[Page and application data records]

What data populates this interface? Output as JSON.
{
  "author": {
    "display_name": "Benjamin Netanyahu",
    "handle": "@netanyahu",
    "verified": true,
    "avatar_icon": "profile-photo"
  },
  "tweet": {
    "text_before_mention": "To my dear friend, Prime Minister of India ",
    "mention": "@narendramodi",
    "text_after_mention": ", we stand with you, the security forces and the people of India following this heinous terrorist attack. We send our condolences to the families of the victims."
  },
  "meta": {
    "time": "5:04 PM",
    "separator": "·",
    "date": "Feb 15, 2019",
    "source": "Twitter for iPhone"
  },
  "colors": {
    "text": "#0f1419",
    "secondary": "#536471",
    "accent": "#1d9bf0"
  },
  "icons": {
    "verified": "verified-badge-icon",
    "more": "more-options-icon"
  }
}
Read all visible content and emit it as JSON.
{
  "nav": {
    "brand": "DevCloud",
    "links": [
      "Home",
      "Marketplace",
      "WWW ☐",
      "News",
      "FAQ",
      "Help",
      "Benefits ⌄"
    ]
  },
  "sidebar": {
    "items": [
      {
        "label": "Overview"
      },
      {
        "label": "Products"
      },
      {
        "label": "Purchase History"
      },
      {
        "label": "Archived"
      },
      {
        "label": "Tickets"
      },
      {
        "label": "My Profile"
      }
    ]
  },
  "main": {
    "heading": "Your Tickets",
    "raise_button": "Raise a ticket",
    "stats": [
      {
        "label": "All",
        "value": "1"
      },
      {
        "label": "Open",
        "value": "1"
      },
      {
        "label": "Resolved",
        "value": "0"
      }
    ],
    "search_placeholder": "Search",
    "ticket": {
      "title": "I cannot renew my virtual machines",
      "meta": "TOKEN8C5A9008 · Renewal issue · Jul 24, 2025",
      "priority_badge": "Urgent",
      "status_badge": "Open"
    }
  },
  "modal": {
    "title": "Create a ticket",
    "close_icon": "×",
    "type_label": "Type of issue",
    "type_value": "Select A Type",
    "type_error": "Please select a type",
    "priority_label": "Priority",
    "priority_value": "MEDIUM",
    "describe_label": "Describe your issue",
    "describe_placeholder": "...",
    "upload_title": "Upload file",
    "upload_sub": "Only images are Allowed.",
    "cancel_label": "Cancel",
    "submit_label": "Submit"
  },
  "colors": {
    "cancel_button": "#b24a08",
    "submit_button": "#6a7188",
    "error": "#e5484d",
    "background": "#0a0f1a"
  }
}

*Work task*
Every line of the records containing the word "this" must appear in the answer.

*Result*
What data populates this interface? Output as JSON.
    "text_after_mention": ", we stand with you, the security forces and the people of India following this heinous terrorist attack. We send our condolences to the families of the victims."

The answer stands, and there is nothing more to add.